Dementia in the days of COVID-19: Trudy's story

British Columbia

During this time of increased isolation due to the COVID-19 pandemic, many people living with dementia and the people who care for them are disconnected from support networks and facing unexpected challenges. It is the Alzheimer Society of B.C.’s mission to ensure that no one walks alone on the dementia journey. Now and in the coming weeks, caregivers and people living with dementia will share their everyday challenges and successes as a part of our Dementia in the days of COVID-19 series.

Klaus and Trudy sitting together on a sofa.

Trudy's story

Last spring, it was easy for Trudy Kotzian to stay optimistic as she cared for her husband Klaus, who lives with Alzheimer’s disease. Trudy was an inspiration to other caregivers, ensuring her husband’s needs were met and making time for her own self-care.
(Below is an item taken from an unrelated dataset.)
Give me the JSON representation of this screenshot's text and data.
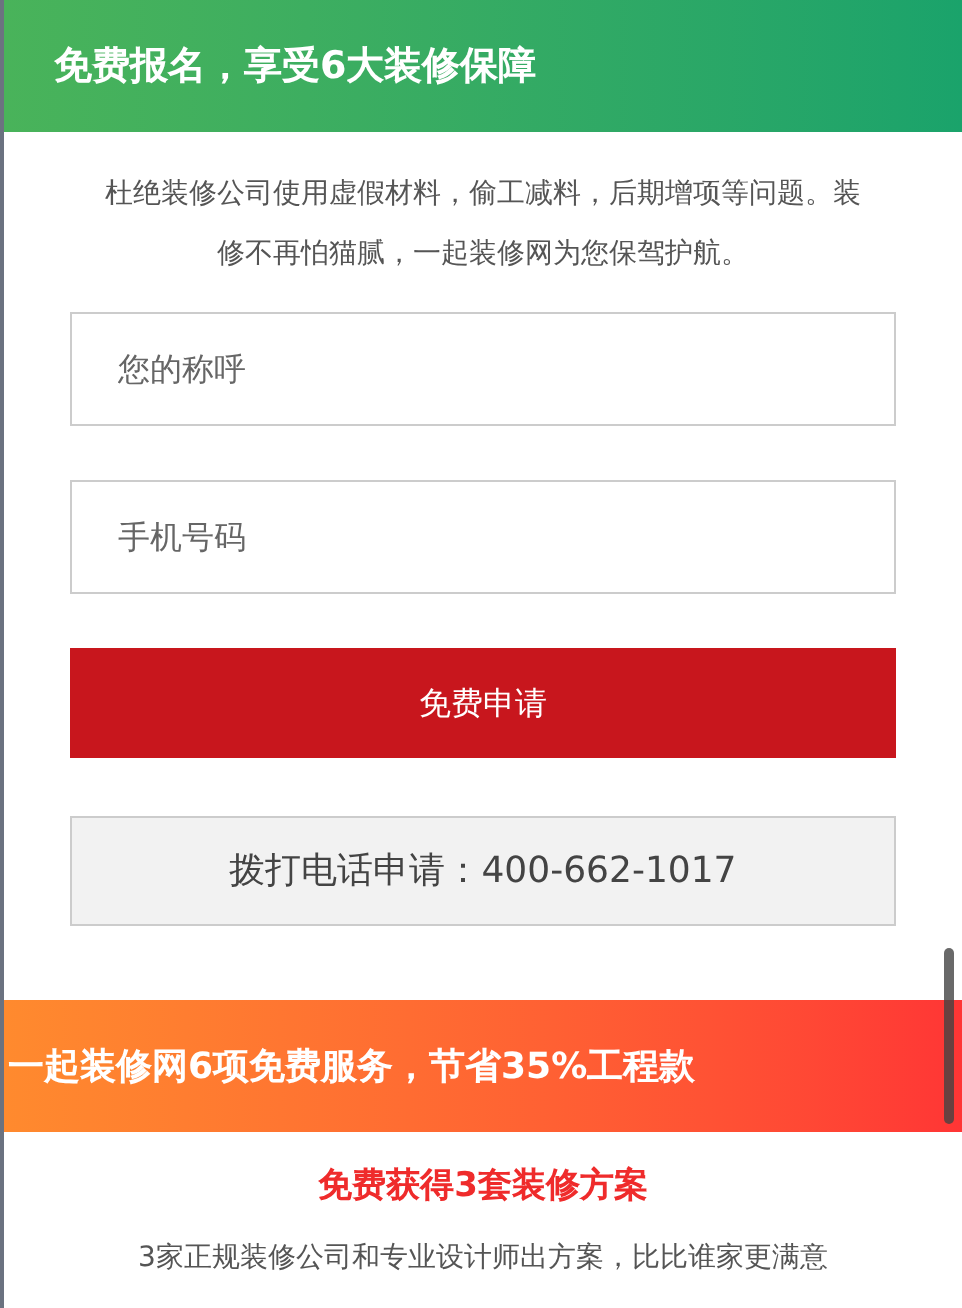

Klaus visited friends and participated in programming with Trudy, who continued her yoga practice in their time apart. By taking care of yourself, Trudy told other caregivers, you ensure you’re able to care for your partner. Trudy and Klaus were even honoured before their community at the 2019 IG Wealth Management Walk for Alzheimer’s in Penticton.

This year is different. Since the COVID-19 pandemic began, the activities the pair relied on stopped, leaving Trudy struggling to provide care on her own and Klaus struggling to understand why his world has changed.

“We all know we are in it together and we have to fight it together,” Trudy says. “But everyday life is not at all that easy to handle.”

Following the physical distancing guidelines is especially hard for some people living with dementia. Klaus doesn’t understand why he can’t go on regular trips to the store, see friends or do so many of the other activities that form the routine he lives by.

“Why is the shopping centre closed?” Trudy says, recounting the list of daily questions. “Why does no one come to visit? Why was our trip cancelled? Why can’t I hug you? Why do we have to stand so far apart from one another? But most of all, the question I hear over and over again is: when can I go to the barber? To him, in his now so cocooned life, having a haircut is very important and I do not dare to try to do it for him.”

Trudy misses the days when Klaus would attend an adult day program or when a good friend would take him out for lunch and a game of pool. These were the times Trudy could venture outside to enjoy her own activities. She did yoga and line danced for physical fitness, as well as for the much-needed social contact it provided away from her role as a caregiver. She also misses Minds in Motion®, the Alzheimer Society of B.C.’s social and fitness program for people living with dementia and a care partner, which the two attended weekly. Trudy has welcomed phone calls during the pandemic, but they’re no replacement for seeing someone smile or giving them a hug. Trying to do the best is the best thing to do, she says, but it isn’t easy.

“By nighttime,” Trudy says, “I am exhausted from answering the repeated questions that come my way all day long. Nice thing is, that a good sleep replenishes the lost energy and the lovely sunny mornings I wake up to every day make me thankful again for the life I have, and the life that I can still share with my husband.”

On May 31, people across Canada will join together to raise awareness and raise funds – and show that no matter what the world looks like, Canadians are united to support people affected by dementia. Register and fundraise for the IG Wealth Management Walk for Alzheimer’s online and join Alzheimer Societies across Canada to celebrate online on May 31 starting at 9 a.m. PDT. You can watch the event anywhere you have an internet connection.

If you have questions or concerns about dementia or someone living with dementia in your care, call the First Link® Dementia Helpline. Monday to Friday from 9 a.m. until 8 p.m. in English (1-800-936-6033) and from 9 a.m. until 4 p.m. in Cantonese or Mandarin (1-833-674-5007) and Punjabi (1-833-674-5003).

To explore the rest of our "Dementia in the days of COVID-19" stories, visit: